President Obama blasts Senate for blocking legislation to extend universal background checks.

At the White House, Obama stood with Vice President Joe Biden and former Arizona congresswoman Gabrielle Giffords, who survived a shooting two years ago. They were surrounded by the parents from Sandy Hook elementary who have been lobbying senators in private meetings for the last week.

Barden, whose youngest child, Daniel, was killed Dec. 14, said that when he and other parents arrived in Washington, D.C., senators were prepared to filibuster, and the fact that gun legislation was brought to a vote is a success.

"We are in it for the long haul," Barden said Wednesday night. "I think the attitudes of the vast majority of Americans are there."

The background check provision was one of seven amendments to a gun control bill that the Senate rejected Wednesday for lack of the required 60 votes; the overall bill hasn't come to a vote.

One of the amendments, introduced by Sen. Richard Blumenthal, D-Conn., would have banned large capacity ammunition magazines such as the 30-round magazines used by Lanza at Newtown.
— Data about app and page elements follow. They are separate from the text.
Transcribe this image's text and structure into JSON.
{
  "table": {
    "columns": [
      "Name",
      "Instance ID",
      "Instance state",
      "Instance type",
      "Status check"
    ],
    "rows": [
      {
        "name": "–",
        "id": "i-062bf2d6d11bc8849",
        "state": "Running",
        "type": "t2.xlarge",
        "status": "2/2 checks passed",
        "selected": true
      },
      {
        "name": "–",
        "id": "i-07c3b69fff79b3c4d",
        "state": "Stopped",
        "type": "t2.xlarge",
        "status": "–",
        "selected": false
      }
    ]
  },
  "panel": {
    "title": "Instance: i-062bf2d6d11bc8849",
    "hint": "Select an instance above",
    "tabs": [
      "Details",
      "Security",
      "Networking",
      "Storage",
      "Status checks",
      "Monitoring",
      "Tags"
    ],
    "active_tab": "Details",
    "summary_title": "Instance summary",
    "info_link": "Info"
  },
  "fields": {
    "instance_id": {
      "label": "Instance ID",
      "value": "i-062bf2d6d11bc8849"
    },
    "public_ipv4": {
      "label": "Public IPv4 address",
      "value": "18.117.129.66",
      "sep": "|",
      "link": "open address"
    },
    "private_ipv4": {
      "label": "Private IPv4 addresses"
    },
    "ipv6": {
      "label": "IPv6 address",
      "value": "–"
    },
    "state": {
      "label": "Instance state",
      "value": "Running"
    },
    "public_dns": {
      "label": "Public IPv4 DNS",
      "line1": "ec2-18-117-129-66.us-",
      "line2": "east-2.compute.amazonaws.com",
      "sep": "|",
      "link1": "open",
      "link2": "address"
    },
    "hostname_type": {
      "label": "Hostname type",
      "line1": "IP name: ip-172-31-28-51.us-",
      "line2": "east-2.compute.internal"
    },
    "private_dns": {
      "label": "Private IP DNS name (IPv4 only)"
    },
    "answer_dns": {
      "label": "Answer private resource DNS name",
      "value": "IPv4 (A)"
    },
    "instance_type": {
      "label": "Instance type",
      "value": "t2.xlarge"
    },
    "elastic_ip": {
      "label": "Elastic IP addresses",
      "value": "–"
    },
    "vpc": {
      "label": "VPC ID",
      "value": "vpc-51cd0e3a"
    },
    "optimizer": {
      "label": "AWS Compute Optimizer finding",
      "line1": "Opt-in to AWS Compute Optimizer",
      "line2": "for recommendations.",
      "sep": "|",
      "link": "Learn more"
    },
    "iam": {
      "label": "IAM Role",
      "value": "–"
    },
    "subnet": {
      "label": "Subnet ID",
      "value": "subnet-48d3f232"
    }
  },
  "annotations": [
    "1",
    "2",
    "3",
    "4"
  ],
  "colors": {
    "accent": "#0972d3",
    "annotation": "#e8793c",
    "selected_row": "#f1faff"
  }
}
The vote was 54-46 against Blumenthal's measure.

The Senate will continue voting on Thursday, but the failure of the significant measures spelled overall defeat for gun control advocates.

Blumenthal and his fellow Connecticut senator, Democrat Chris Murphy, told reporters in an evening conference call that they would keep fighting.

"Today was heartbreaking, one of the saddest and shocking days of my life in public service, maybe my whole career," Blumenthal said. "The hardest part of the day was really deciding how to explain to families that … 54 senators could vote for a measure and yet have it fail. … What will change is the American people telling their senators they are aghast and outraged at the result."

Murphy said: "I don't know what's worse, that the NRA lied or that they got away with it," echoing the president.

Murphy was one of the advocates who vocally wanted to "demand a vote" for Newtown, in order to get senators on the record as supporting or opposing gun restrictions. Responding to Wednesday's results, Murphy said: "There's going to be a price to be paid for senators who voted the wrong way."

Rep. Elizabeth Esty, D-5th District, who represents Newtown, criticized the Senate proceedings, saying: "The families of Newtown … deserve a real vote, not procedural maneuvers."

Gov. Dannel P. Malloy, who has met with Obama and Biden about state and federal gun control efforts, said Wednesday: "When the Senate cannot come together on an issue that is supported by the vast majority of Americans, there is little to no hope that common sense will prevail. The members who voted against this proposal should be ashamed of themselves."

Courant staff writer Matthew Sturdevant contributed to this story.